* WHAT THE TASK ASKS *
Give the entries again exactly, without pictures.

[App and web page records]

◆ ◆ ◆

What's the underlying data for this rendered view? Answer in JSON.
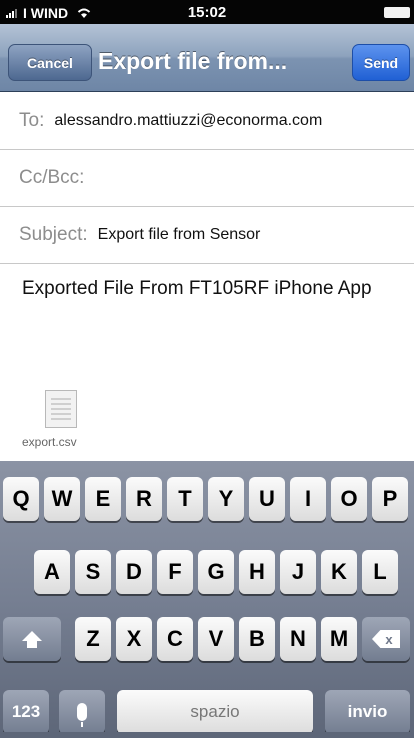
{
  "status_bar": {
    "carrier": "I WIND",
    "time": "15:02"
  },
  "nav": {
    "cancel_label": "Cancel",
    "title": "Export file from...",
    "send_label": "Send"
  },
  "compose": {
    "to_label": "To:",
    "to_value": "alessandro.mattiuzzi@econorma.com",
    "cc_label": "Cc/Bcc:",
    "subject_label": "Subject:",
    "subject_value": "Export file from Sensor",
    "body": "Exported File From FT105RF iPhone App",
    "attachment_name": "export.csv"
  },
  "keyboard": {
    "row1": [
      "Q",
      "W",
      "E",
      "R",
      "T",
      "Y",
      "U",
      "I",
      "O",
      "P"
    ],
    "row2": [
      "A",
      "S",
      "D",
      "F",
      "G",
      "H",
      "J",
      "K",
      "L"
    ],
    "row3": [
      "Z",
      "X",
      "C",
      "V",
      "B",
      "N",
      "M"
    ],
    "numbers_label": "123",
    "space_label": "spazio",
    "return_label": "invio",
    "backspace_glyph": "x"
  }
}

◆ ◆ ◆

* ANSWER TO THE EXERCISE *
What's the underlying data for this rendered view? Answer in JSON.
{
  "status_bar": {
    "carrier": "I WIND",
    "time": "15:02"
  },
  "nav": {
    "cancel_label": "Cancel",
    "title": "Export file from...",
    "send_label": "Send"
  },
  "compose": {
    "to_label": "To:",
    "to_value": "alessandro.mattiuzzi@econorma.com",
    "cc_label": "Cc/Bcc:",
    "subject_label": "Subject:",
    "subject_value": "Export file from Sensor",
    "body": "Exported File From FT105RF iPhone App",
    "attachment_name": "export.csv"
  },
  "keyboard": {
    "row1": [
      "Q",
      "W",
      "E",
      "R",
      "T",
      "Y",
      "U",
      "I",
      "O",
      "P"
    ],
    "row2": [
      "A",
      "S",
      "D",
      "F",
      "G",
      "H",
      "J",
      "K",
      "L"
    ],
    "row3": [
      "Z",
      "X",
      "C",
      "V",
      "B",
      "N",
      "M"
    ],
    "numbers_label": "123",
    "space_label": "spazio",
    "return_label": "invio",
    "backspace_glyph": "x"
  }
}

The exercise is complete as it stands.